**About this task**: Restate each record word for word, omitting whatever pictures it holds.

**Task material**:
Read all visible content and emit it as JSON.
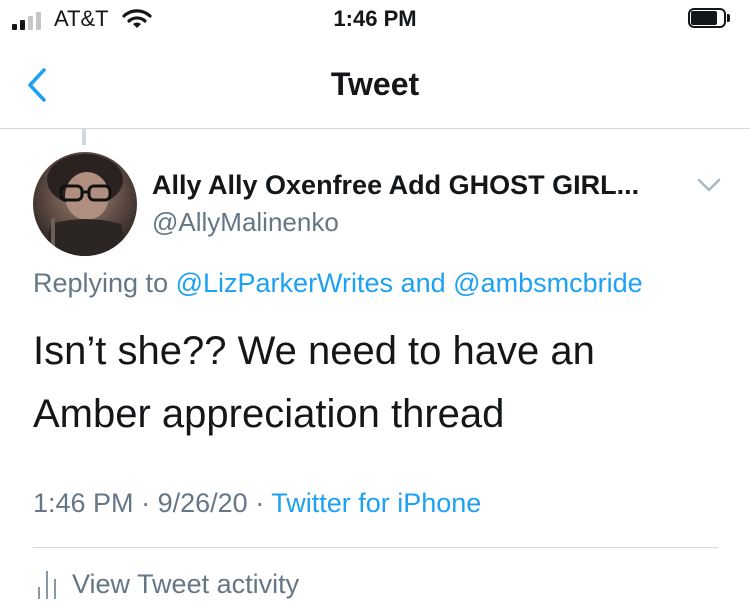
{
  "status_bar": {
    "carrier": "AT&T",
    "time": "1:46 PM",
    "signal_bars_filled": 2,
    "signal_bars_total": 4
  },
  "nav": {
    "title": "Tweet",
    "back_icon": "chevron-left-icon"
  },
  "tweet": {
    "display_name": "Ally Ally Oxenfree Add GHOST GIRL...",
    "handle": "@AllyMalinenko",
    "replying_prefix": "Replying to",
    "reply_to_1": "@LizParkerWrites",
    "reply_and": "and",
    "reply_to_2": "@ambsmcbride",
    "text_line_1": "Isn’t she?? We need to have an",
    "text_line_2": "Amber appreciation thread",
    "time": "1:46 PM",
    "date": "9/26/20",
    "separator": "·",
    "source": "Twitter for iPhone"
  },
  "activity": {
    "label": "View Tweet activity",
    "icon": "bar-chart-icon"
  },
  "colors": {
    "accent": "#1da1f2",
    "secondary_text": "#657786",
    "divider": "#d6d9dc"
  }
}
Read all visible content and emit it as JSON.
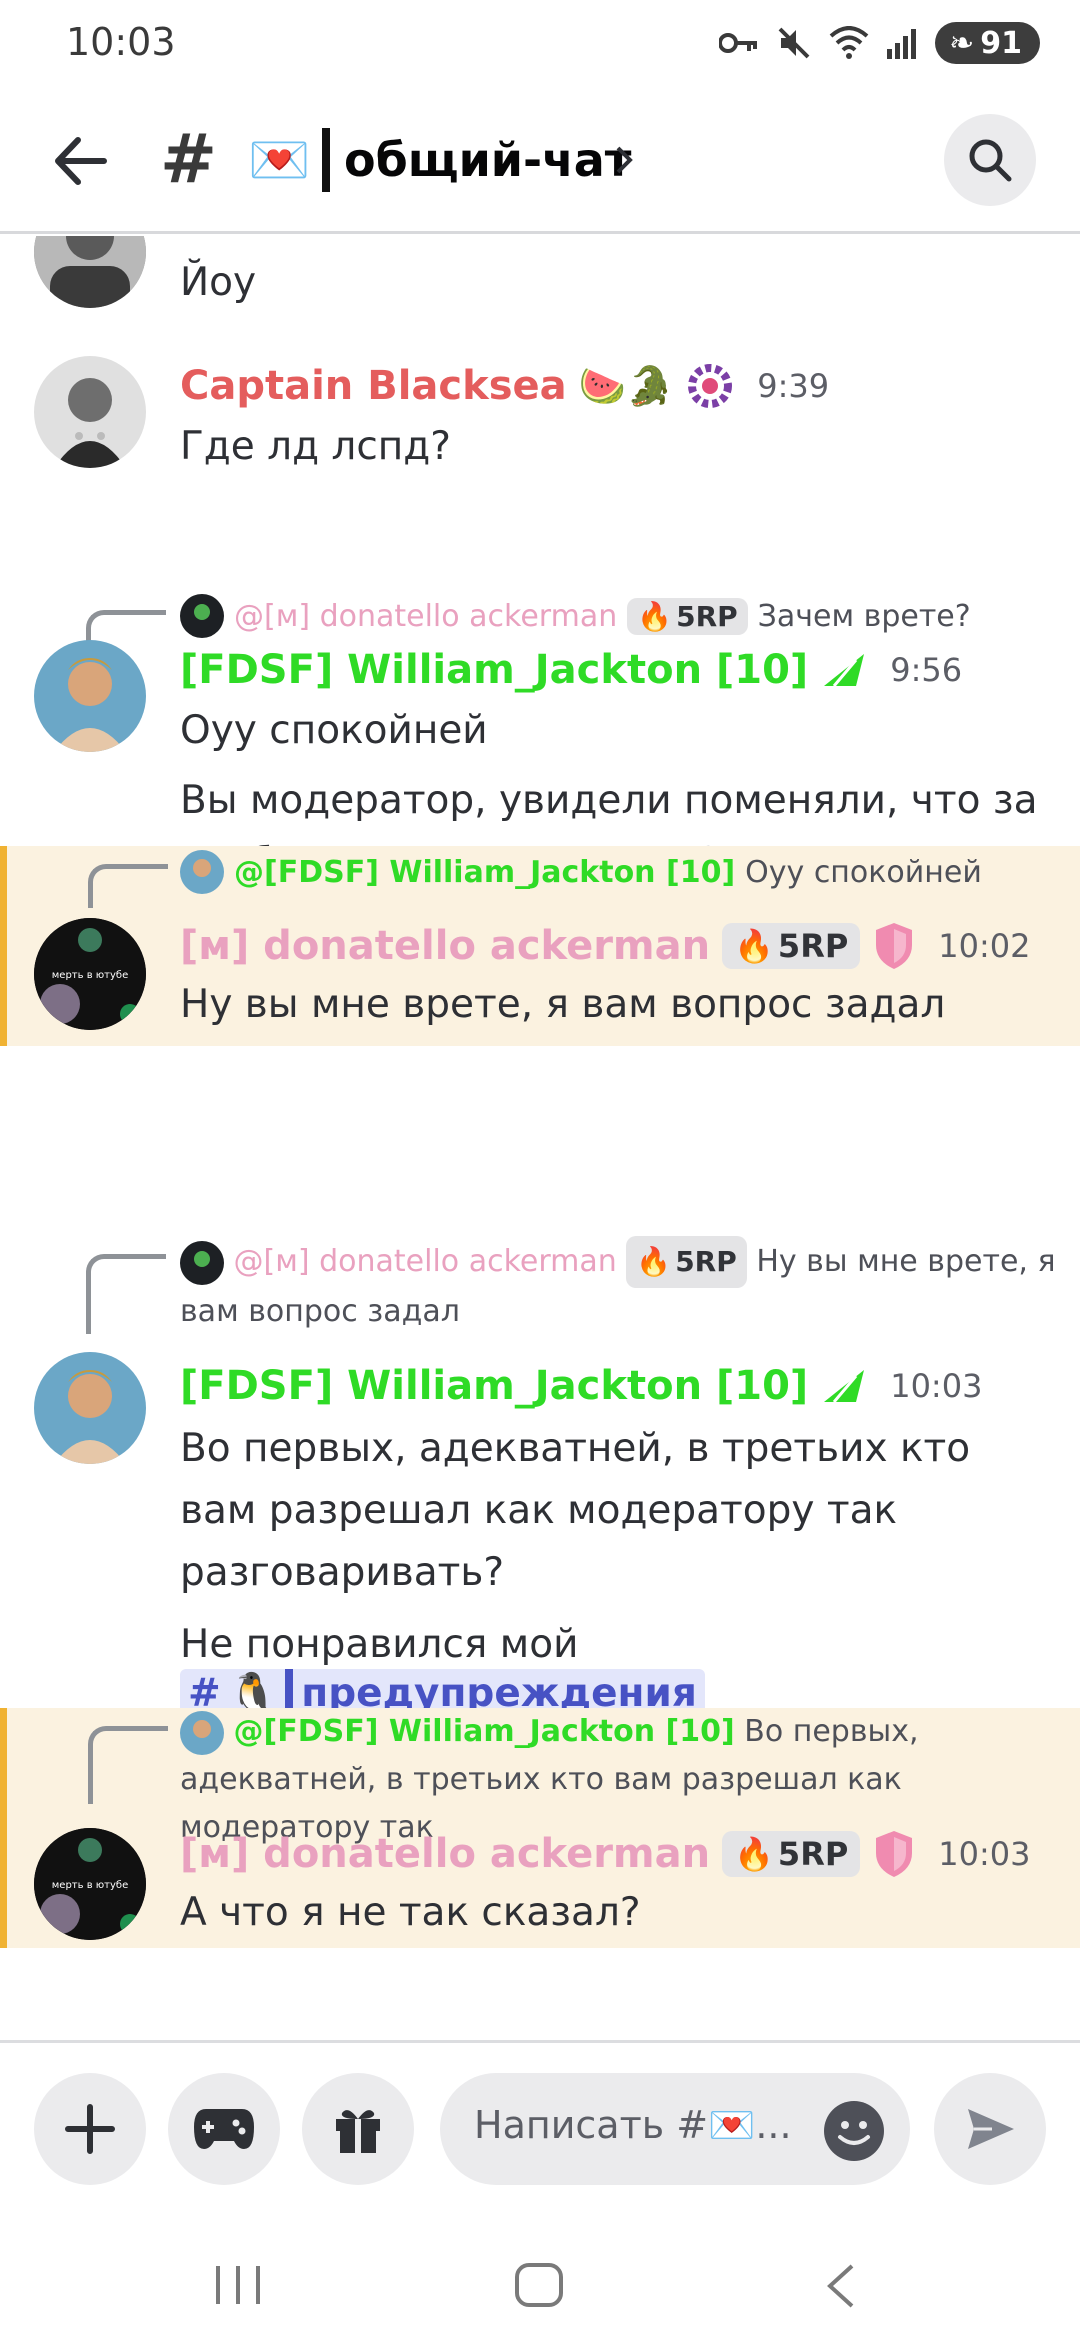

**Solution below**:
Read all visible content and emit it as JSON.
{
  "status_bar": {
    "carrier": "AT&T",
    "time": "1:46 PM",
    "signal_bars_filled": 2,
    "signal_bars_total": 4
  },
  "nav": {
    "title": "Tweet",
    "back_icon": "chevron-left-icon"
  },
  "tweet": {
    "display_name": "Ally Ally Oxenfree Add GHOST GIRL...",
    "handle": "@AllyMalinenko",
    "replying_prefix": "Replying to",
    "reply_to_1": "@LizParkerWrites",
    "reply_and": "and",
    "reply_to_2": "@ambsmcbride",
    "text_line_1": "Isn’t she?? We need to have an",
    "text_line_2": "Amber appreciation thread",
    "time": "1:46 PM",
    "date": "9/26/20",
    "separator": "·",
    "source": "Twitter for iPhone"
  },
  "activity": {
    "label": "View Tweet activity",
    "icon": "bar-chart-icon"
  },
  "colors": {
    "accent": "#1da1f2",
    "secondary_text": "#657786",
    "divider": "#d6d9dc"
  }
}
Read all visible content and emit it as JSON.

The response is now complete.